ABC got it wrong: Media Watch
Media Watch has accused the ABC of "over-reaching" in its reporting of the Royal Australian Navy's alleged mistreatment of asylum seekers.PT1M18S http://www.canberratimes.com.au/action/externalEmbeddedPlayer?id=d-31yqh 620 349 February 4, 2014
The ABC and universities are two consistent targets for conservative criticism in Australia. But this is puzzling because conservatives are big users of both.
Conservative politicians obviously like going to university. Of the 19 cabinet ministers of the Coalition government, 17 have completed a university qualification and five liked university so much they stayed on to complete postgraduate studies.
Conservative cabinet members have studied at some of Australia's - and the world's - most elite universities, including Oxford, Yale and Harvard. More often than not, conservative politicians send their children to university too.
Illustration: John Spooner.
As for the ABC, if you cast an eye over a list of cabinet ministers' media engagements, it's clear that they regularly appear on ABC radio and television. Walking around Parliament House, you can see Coalition offices and advisers regularly tuned in to ABC news.
Many people in conservative-held electorates, including in rural and regional Australia, rely upon and prefer the ABC. Research conducted by Newspoll last year found that about 80 per cent of Australians believe the ABC does a ''good job'' covering country and regional issues, compared with only 45 per cent for commercial media.
There are important connections between the two spheres of journalism and scholarship. Both share the same broad mandate - to discover, to know - and both take much the same approach to achieving that through critical questioning, research and contrasting and checking sources.
This is where the misunderstanding about ideology and knowledge begins.
To put it simply, doubt is the essence of knowledge. You have to have doubt in order to understand and discover. But the default position of conservatism is to accept and preserve rather than question, challenge or seek change. This means conservatives often misread the critical, questioning approach taken by good journalism and research-based education, seeing it in simplistic terms as ''left-wing'' bias.
Although numerous internal and external studies of ABC content have found there is no systematic bias, conservative critics won't be convinced because they perceive bias in a more intangible way - as something that underlies the whole approach used at the ABC, rather than what is measurable (such as equal time or a right of reply).
Good journalism and good scholarship require a sceptical approach - to never take anything at face value or give anyone the benefit of the doubt. Always question, critique and look for problems because therein lies the potential for improvement and solutions.

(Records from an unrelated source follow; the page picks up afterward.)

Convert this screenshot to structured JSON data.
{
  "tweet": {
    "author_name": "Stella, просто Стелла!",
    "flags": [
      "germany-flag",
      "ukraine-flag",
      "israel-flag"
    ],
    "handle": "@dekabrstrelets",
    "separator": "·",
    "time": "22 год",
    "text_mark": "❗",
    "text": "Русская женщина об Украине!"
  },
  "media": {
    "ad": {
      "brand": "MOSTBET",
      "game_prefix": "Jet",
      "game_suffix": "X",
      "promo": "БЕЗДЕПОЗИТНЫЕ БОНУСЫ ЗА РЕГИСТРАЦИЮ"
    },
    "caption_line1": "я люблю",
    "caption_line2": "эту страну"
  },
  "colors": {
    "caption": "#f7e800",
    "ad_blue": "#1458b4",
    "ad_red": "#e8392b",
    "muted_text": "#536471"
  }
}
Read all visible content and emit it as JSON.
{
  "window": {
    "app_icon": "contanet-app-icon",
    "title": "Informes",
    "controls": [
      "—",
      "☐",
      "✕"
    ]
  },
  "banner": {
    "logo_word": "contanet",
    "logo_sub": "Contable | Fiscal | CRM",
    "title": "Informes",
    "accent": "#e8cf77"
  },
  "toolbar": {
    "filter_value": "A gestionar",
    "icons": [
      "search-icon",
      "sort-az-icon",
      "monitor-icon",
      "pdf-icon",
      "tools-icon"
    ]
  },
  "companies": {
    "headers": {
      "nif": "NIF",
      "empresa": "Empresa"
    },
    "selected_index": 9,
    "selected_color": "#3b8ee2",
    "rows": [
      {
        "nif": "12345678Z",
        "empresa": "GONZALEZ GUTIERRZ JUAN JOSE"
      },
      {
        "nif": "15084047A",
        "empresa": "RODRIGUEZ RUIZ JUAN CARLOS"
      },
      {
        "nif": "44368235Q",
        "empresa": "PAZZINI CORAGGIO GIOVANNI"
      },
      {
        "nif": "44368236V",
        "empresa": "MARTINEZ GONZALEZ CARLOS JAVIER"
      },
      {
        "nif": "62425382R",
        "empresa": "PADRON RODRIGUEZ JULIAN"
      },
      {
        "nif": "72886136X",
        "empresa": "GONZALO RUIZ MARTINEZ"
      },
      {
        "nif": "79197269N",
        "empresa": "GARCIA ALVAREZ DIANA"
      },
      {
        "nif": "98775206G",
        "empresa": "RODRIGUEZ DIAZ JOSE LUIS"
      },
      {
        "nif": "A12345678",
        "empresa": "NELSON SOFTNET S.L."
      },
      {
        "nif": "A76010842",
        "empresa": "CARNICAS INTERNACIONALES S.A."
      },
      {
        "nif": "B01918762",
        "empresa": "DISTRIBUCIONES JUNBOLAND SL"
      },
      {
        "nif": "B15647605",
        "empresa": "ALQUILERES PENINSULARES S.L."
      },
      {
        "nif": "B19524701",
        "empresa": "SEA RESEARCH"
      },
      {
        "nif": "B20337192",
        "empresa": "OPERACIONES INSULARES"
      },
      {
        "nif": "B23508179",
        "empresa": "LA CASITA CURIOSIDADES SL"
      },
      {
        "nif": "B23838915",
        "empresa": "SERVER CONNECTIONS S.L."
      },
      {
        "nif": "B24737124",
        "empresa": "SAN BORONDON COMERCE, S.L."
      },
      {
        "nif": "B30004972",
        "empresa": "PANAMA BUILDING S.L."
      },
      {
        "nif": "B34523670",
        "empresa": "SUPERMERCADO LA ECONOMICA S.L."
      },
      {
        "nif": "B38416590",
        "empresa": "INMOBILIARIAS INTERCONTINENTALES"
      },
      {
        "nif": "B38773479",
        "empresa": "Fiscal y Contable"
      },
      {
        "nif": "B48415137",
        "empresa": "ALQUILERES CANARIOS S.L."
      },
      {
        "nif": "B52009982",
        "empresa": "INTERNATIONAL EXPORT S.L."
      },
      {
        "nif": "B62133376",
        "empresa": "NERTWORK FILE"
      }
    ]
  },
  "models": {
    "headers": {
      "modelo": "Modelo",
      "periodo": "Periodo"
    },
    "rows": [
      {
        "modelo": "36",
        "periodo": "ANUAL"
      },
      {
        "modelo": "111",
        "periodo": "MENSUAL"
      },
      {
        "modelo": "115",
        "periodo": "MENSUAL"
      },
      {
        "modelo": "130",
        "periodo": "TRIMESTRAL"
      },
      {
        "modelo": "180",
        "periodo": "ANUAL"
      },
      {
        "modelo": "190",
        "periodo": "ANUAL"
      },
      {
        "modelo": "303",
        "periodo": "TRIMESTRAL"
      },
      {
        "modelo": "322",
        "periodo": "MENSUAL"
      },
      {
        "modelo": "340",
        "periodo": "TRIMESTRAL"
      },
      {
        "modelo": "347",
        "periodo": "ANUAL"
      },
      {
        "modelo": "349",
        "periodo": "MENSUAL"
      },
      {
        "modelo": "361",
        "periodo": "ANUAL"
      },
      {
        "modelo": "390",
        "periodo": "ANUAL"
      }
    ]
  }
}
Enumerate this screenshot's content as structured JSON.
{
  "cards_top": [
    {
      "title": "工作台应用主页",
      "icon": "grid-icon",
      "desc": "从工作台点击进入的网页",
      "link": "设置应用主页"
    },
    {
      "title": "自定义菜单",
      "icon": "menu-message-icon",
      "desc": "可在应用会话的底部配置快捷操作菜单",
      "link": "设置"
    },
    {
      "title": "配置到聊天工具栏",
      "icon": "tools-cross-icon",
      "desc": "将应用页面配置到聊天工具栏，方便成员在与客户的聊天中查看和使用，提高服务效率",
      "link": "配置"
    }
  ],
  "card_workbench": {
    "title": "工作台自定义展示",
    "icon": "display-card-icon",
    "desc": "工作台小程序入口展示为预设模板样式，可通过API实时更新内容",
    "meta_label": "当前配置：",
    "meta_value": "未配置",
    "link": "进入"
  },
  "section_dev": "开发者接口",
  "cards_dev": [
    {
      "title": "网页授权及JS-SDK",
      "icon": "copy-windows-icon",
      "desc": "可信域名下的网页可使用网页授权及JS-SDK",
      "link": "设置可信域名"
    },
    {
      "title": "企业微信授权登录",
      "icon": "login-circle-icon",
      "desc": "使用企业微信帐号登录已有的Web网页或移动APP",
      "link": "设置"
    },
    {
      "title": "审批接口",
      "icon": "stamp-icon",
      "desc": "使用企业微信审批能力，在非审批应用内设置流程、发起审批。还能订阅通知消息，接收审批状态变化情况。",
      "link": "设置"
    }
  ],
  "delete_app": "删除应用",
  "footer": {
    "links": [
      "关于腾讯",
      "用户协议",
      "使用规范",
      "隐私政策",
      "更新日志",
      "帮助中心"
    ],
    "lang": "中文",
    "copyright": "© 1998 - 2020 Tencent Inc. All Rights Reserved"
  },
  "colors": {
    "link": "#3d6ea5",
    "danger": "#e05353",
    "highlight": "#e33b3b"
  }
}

Conservatives don't seem to understand the paradox: that the things they dislike about the ABC (and universities) are also the same things that make them value those institutions. That make them want to go to Oxford or Yale or to watch Four Corners instead of The Biggest Loser. If conservative critics got the changes they wanted, they wouldn't frequent those institutions as much as they do now because if those institutions were uncritical, deferential, celebratory of society as it is, they would no longer be prestigious universities or highly trusted public broadcasters. Their reputations and quality are based upon doing the intellectual hard work of doubting.
Politicians say they defer to popular will - ''the Australian people always get it right'' - except for when popular will doesn't suit their political agenda. In this case, the Australian public's support for both institutions is strong and clear. More Australians are attending university, while the ABC is the most trusted news organisation in the country.
Forty years ago, less than 5 per cent of Australians had a degree. If enrolments stay on trend, soon 40 per cent of the working-age population will have a bachelor's degree. Research by Universities Australia last year found that 88 per cent of people want their children to obtain a university education.
Meanwhile, survey research by at least three polling companies over the past decade (Newspoll, Roy Morgan Research and Essential Media) has found that Australians trust ABC news and current affairs vastly more than commercial media. In 2013, Newspoll research found that a large majority of Australians believe that the ABC performs a valuable role and provides quality content.
People are voting with their eyeballs (or ears). Overall, ABC audience figures have been increasing not only because of iview, online and digital channels but even in ''traditional media'' with audience reach and share for ABC radio at a record high in 2012-13. Perhaps this success is part of the problem, drawing the ire of commercial competitors who then put pressure on the government.
How ironic though that conservatives are far more radical than ''the people'' in their views towards the ABC and universities. A real conservative - and a real democrat who followed the ''will of the people'' - would safeguard the things that the Australian public values and the traditions that underpin them, not seek to diminish them because of some misguided ideological grudge.
Sally Young is an Age columnist and associate professor of political science at the University of Melbourne.